As septic systems become more complex and expensive, landscaping to maximize their life is an excellent investment. This article tells you how.

What is a Septic System? A septic system treats both your home’s sewage and gray water from showers, sinks etc. All waste water is piped to a septic tank from where it is distributed after depositing the solids in the tank to any of several secondary treatment areas including sand filters, mound systems and/or drainfield before entering the groundwater.

How Landscaping Affects Your System: The secondary stage of treatment relies on aerobic bacteria to treat the water before it enters the groundwater. Light, water, air, chemicals and heat all affect these bacteria to varying degrees. When landscaping it is important to consult an expert when altering these conditions.

Landscape Does and Don’ts:

  • Do request a copy of your septic “as-built” from the county Health Dept.
  • Do consult your septic designer or installer before changing areas over or within 25’ of your drainfield, sand filter or mound system.
  • Don’t burn over buried pipes: they melt!
  • Do keep irrigation to a minimum over marginal systems or sites with poor drainage. Divert run off away from your septic system.
  • Don’t bark, place plastic, or concrete over your secondary treatment area: it restricts air and has caused septic system failure through inducing anaerobic bacteria.
  • Don’t drive or place weights heavier than a riding lawn mower over your system (including livestock).
  • Do add septic “risers” to the lids of your septic tank if soil grade over the tank is deeper than 1’ and maintain easy access to the openings.
  • Do densely plant shallow rooted, evergreen plants over your secondary treatment area; it reduces water load on the system.
  • Don’t plant water seeking trees or shrubs close to the secondary treatment areas of your system: they will seek out the pipes.
  • Don’t add or remove soil over the secondary treatment area without consulting your installer.
  • Do plant water loving trees and shrubs at a safe distance around your or secondary treatment area (ultimate size of tree/shrub canopy should be horizontally more than 10 feet away). They will help lower the water table around the field, helpful on stressed systems.

A Few Landscape Ideas

Mound Systems: Small to medium sized evergreen shrubs can be planted attractively on the bottom half of the mound underplanted with groundcover.

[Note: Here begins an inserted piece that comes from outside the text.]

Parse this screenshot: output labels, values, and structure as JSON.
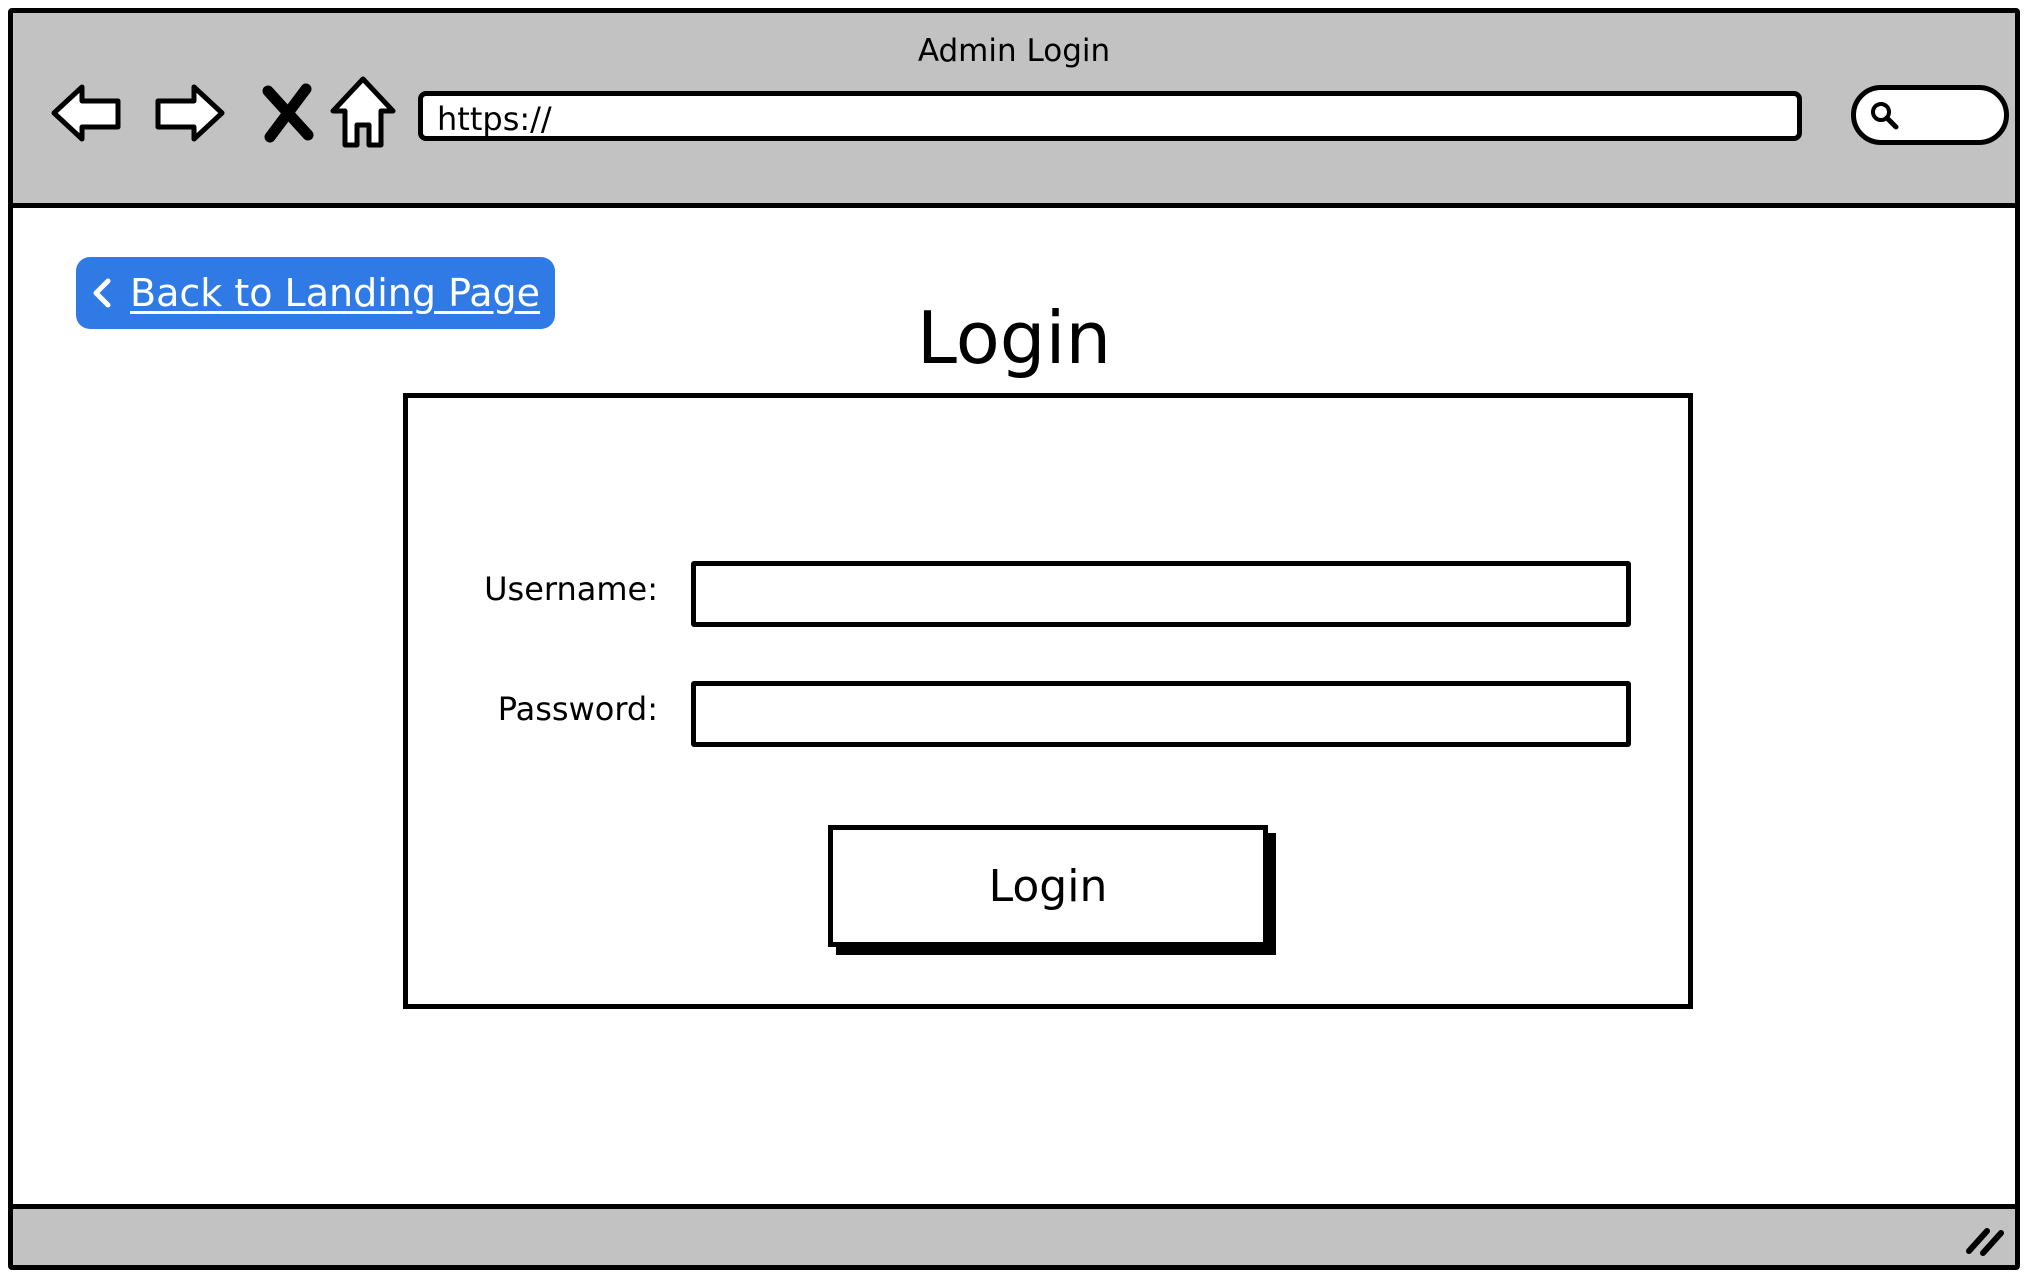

The mound can also be terraced or made into a gentle slope if the existing soil is left undisturbed and the soil required for this in brought in and added to it (being sure not to add any on the top of the mound).

Sand Filters: One of the nicest arbors I have seen was built to disguise a raised sand filter. Decks are another option, providing air flows freely through. Submerged sand filters can be treated like drainfields, only they are often more sensitive.

Drainfields: Lawn is an effective, common planting over drainfields. Others with the same type of root structure as lawn include drought tolerant evergreen groundcover such as thyme’s, Fragaria chiloensis and bulbs or perennials such as our native Sword Ferns and crocuses.